That depends on what you hope to accomplish with the card. As our overview shows, there’s not much difference between this generation’s heavyweights and previous greats while gaming. The 0.1% lows might skew in more powerful processors’ favor, and the differences are clearer at 1080p. Still,there are no real-world scenarios where it matters that much.
Don’t think that choosing a good CPU isn’t important, though. More powerful CPUs perform better when tasked with multi-threaded workloads, which might include future games. They also run on platforms that support other recent technologies, which makes them a better futureproofing investment.
Is the RX 6800 XT good for gaming? Is it better than the RTX 3080?
It is an excellent gaming card! Unless you want the best raytracing, it delivers playable framerates in any game up to 4K. 1440p is the sweet spot, as there’s where the card regularly enters triple-digit territory, even in the most demanding or unoptimized games.
Whether it’s better than the RTX 3080 depends on which version you’re referring to. The original models with 10GB of VRAM fall slightly behind, while the 12GB ones are around 5% better. If raytracing isn’t a concern, it all comes down to which card you can get at a better deal.
Will a 5600X bottleneck the RX 6800 XT?
Only under certain circumstances that may not be relevant to you. Compared to the 13700K, it will put out around 15% fewer frames at 1080p. This also varies wildly. Far Cry 6 benefits from newer & mightier cores considerably more than Forza Horizon 5, for example. As you’ll be gaming at 1440p or higher anyway, even the most extreme 1080p outliers fall in line.
Is the 6800 XT good for streaming?
Streaming isn’t a resource-intensive task, so any of the CPUs suggested in this article will be more than capable of handling it. The answer isn’t as clear-cut if you also create and encode videos. Radeon cards don’t have CUDA cores, which video editing software uses extensively to speed up conversion. They do support OpoenCL, but that’s not enough to beat current top-tier NVidia GPUs. On the bright side, this is only relevant if you make video content extensively. Taking a few more minutes to occasionally render a video shouldn’t impact your choice.
Does the RX 6800 XT have ray-tracing?

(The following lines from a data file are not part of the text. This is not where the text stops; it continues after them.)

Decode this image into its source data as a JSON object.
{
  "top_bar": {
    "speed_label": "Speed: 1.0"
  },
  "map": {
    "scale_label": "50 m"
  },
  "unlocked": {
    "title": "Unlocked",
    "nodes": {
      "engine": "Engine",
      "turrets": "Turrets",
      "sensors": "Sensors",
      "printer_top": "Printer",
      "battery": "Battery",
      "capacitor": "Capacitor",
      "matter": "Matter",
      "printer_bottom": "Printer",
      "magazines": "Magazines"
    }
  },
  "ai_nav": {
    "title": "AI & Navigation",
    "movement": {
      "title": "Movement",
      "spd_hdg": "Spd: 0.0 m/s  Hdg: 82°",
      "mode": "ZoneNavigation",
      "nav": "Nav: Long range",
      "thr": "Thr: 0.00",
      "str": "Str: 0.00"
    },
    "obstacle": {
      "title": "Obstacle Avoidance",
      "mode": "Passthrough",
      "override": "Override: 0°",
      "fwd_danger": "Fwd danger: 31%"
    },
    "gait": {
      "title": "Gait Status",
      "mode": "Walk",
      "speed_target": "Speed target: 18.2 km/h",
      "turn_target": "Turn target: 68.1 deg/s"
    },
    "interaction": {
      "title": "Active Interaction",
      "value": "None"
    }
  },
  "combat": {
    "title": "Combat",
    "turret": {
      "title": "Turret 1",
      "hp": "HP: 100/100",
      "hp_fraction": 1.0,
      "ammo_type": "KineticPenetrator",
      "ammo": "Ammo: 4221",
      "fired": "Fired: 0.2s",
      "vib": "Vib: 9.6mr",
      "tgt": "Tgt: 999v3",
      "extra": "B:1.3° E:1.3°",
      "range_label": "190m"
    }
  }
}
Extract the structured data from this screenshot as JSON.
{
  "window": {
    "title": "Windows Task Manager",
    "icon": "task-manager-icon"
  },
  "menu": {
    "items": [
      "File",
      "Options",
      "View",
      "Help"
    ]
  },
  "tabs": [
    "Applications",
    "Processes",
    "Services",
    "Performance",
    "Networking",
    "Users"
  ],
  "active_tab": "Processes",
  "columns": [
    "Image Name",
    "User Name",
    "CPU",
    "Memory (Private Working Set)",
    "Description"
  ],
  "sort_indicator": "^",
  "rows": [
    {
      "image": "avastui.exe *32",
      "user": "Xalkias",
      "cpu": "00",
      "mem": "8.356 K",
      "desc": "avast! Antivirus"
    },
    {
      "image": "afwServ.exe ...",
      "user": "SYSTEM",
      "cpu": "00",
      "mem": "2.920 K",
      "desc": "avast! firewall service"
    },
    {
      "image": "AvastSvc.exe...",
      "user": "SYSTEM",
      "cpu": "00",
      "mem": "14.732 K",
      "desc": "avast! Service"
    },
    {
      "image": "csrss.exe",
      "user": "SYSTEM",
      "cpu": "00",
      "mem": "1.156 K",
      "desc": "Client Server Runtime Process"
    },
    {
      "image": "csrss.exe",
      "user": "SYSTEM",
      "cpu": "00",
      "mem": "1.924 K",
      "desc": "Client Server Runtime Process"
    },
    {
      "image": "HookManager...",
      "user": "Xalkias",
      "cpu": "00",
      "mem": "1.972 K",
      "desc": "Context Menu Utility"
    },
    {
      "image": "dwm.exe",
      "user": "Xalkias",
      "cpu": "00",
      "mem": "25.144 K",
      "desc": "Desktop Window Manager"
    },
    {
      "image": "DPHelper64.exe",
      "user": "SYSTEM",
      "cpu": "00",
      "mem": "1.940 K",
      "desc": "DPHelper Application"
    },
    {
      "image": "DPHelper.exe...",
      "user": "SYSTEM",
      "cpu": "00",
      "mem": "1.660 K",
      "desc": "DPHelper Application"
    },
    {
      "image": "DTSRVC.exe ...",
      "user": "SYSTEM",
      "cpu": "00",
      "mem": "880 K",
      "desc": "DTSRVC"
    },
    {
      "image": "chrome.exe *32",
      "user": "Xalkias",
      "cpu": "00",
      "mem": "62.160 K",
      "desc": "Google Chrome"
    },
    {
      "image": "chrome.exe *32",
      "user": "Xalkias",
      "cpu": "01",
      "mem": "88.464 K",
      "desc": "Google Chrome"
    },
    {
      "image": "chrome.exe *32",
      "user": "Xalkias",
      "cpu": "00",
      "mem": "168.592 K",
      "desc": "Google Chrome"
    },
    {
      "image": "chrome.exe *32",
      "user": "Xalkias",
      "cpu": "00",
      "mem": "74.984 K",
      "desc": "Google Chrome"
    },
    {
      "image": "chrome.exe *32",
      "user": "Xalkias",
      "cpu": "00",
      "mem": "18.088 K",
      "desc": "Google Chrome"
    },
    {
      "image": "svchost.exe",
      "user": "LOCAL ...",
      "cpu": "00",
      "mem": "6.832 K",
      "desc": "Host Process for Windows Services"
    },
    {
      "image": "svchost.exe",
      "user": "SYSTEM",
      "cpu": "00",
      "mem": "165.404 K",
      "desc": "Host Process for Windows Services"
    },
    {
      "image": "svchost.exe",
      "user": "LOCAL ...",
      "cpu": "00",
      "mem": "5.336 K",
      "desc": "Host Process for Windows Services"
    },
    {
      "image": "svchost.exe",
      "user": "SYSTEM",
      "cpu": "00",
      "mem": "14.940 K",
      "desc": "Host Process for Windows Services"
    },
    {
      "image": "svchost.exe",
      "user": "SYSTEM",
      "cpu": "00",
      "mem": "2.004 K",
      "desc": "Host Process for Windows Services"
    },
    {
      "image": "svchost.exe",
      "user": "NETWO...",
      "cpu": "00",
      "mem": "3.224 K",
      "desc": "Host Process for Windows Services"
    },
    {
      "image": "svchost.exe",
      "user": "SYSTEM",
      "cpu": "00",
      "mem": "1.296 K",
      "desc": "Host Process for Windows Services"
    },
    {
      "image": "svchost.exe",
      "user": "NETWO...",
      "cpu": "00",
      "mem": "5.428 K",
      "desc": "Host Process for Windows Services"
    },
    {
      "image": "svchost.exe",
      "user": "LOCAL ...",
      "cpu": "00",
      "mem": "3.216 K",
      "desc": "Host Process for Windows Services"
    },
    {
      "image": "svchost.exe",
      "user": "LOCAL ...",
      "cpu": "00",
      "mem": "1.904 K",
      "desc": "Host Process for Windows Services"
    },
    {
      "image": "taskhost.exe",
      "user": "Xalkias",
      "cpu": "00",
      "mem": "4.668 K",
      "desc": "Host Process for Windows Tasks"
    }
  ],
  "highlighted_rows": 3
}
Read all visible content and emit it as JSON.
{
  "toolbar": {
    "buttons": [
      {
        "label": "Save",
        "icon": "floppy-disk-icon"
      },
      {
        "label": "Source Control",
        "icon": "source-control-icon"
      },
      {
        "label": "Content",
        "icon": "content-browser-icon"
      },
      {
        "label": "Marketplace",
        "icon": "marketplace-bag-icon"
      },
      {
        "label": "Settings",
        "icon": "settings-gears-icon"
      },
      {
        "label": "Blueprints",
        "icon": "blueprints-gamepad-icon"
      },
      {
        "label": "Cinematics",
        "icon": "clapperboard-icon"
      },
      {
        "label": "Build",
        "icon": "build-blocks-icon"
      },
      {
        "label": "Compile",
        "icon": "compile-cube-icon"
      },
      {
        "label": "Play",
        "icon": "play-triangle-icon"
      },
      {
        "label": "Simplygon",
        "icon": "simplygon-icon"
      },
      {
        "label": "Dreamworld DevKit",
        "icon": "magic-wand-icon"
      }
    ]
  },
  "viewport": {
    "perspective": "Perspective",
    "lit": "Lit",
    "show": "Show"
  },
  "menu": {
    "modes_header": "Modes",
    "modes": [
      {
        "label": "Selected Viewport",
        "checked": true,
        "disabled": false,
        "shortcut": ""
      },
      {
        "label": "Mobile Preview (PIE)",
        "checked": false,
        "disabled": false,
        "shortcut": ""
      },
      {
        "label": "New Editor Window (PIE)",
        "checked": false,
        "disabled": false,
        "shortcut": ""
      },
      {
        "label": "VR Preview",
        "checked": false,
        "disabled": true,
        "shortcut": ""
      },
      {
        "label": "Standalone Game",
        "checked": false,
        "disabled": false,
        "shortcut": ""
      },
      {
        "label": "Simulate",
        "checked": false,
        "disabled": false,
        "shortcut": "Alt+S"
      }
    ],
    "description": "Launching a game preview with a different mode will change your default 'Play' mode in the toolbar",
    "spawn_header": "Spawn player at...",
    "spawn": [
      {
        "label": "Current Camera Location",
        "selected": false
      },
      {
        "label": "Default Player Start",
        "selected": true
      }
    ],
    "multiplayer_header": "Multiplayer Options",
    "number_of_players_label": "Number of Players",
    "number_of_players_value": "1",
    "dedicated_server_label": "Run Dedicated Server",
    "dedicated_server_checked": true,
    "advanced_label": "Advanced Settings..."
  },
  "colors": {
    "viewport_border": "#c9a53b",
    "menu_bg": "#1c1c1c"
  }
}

Yes, all 6000-series Radeon cards offer ray-tracing. It’s AMD’s first attempt at the technology, so the results aren’t as smooth as on NVidia 3000-series GPUs. However, the visual gains are still striking and worth pursuing if you don’t mind the occasional frame rate dip.